de la Cruz, Noli L. Personal Name Search Smithsonian Collections Search ArchiveGrid
Duty, James D. Personal Name Search Smithsonian Collections Search ArchiveGrid
Ernoli, Giancarlo Personal Name Search Smithsonian Collections Search ArchiveGrid
Finney, Jack Personal Name Search Smithsonian Collections Search ArchiveGrid
Franklin, Robert C. Personal Name Search Smithsonian Collections Search ArchiveGrid
Frederito, Robert Personal Name Search Smithsonian Collections Search ArchiveGrid
Gammon, Scott Personal Name Search Smithsonian Collections Search ArchiveGrid
George, Brian Personal Name Search Smithsonian Collections Search ArchiveGrid
Hanquist, Dean Personal Name Search Smithsonian Collections Search ArchiveGrid
Indig, Robert Personal Name Search Smithsonian Collections Search ArchiveGrid
Johnson, Kenneth C. Personal Name Search Smithsonian Collections Search ArchiveGrid
Juhos, Eva Th. Personal Name Search Smithsonian Collections Search ArchiveGrid
Kwan, Benson Personal Name Search Smithsonian Collections Search ArchiveGrid
McEwen, C. Richard Personal Name Search Smithsonian Collections Search ArchiveGrid
Meze, Frank Personal Name Search Smithsonian Collections Search ArchiveGrid
Moore, Patrick O. Personal Name Search Smithsonian Collections Search ArchiveGrid
Osborne, James C. Personal Name Search Smithsonian Collections Search ArchiveGrid
Pamukcu, Mehmet Personal Name Search Smithsonian Collections Search ArchiveGrid
Pisturino, Fred J. Personal Name Search Smithsonian Collections Search ArchiveGrid
Richards, Frank Personal Name Search Smithsonian Collections Search ArchiveGrid
Ridgeway, Ron Personal Name Search Smithsonian Collections Search ArchiveGrid
Rosso, Louis T. Personal Name Search Smithsonian Collections Search ArchiveGrid
Schachman, Howard K. Personal Name Search Smithsonian Collections Search ArchiveGrid

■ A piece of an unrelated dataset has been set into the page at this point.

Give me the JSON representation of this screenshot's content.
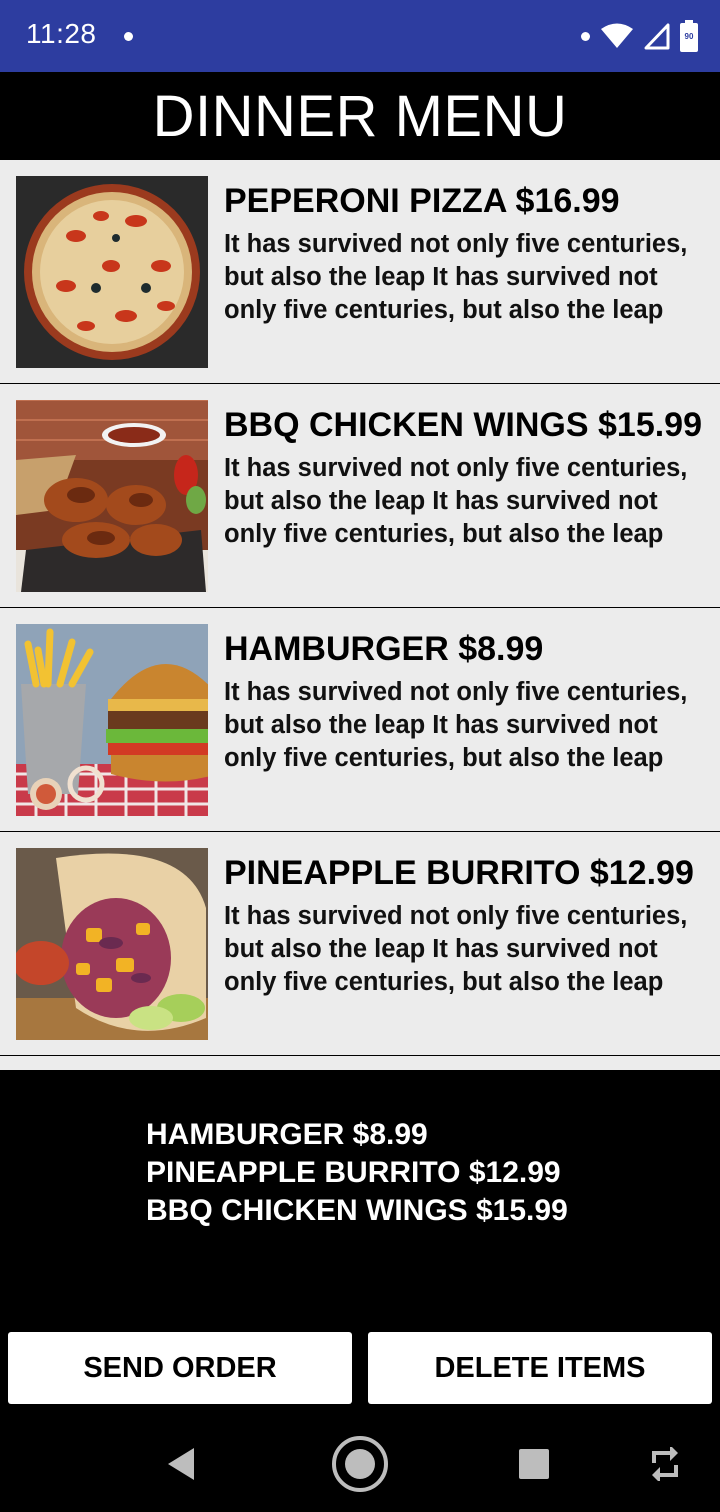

Shore, Karen F. Personal Name Search Smithsonian Collections Search ArchiveGrid
Slocum, Robert Personal Name Search Smithsonian Collections Search ArchiveGrid
Smith, Carol Personal Name Search Smithsonian Collections Search ArchiveGrid
Voelker, Paul Personal Name Search Smithsonian Collections Search ArchiveGrid
West, Eugene B. Personal Name Search Smithsonian Collections Search ArchiveGrid
Woodall, James Personal Name Search Smithsonian Collections Search ArchiveGrid
Kondratas, Ramunas Personal Name Search Smithsonian Collections Search ArchiveGrid
Beckman Coulter (Firm) Corporate Name Search Smithsonian Collections Search ArchiveGrid
Science -- History Topic Search Smithsonian Collections Search ArchiveGrid
Biotechnology Topic Search Smithsonian Collections Search ArchiveGrid
Scientific apparatus and instruments Topic Search Smithsonian Collections Search ArchiveGrid
Centrifuges Topic Search Smithsonian Collections Search ArchiveGrid
Technology -- History Topic Search Smithsonian Collections Search ArchiveGrid
Fullerton (Calif.) Place Search Smithsonian Collections Search ArchiveGrid
Palo Alto (Calif.) Place Search Smithsonian Collections Search ArchiveGrid
Video recordings Genre/Form Search Smithsonian Collections Search ArchiveGrid

Repository Contact
Smithsonian Institution Archives
Washington, D.C.
Contact us at osiaref@si.edu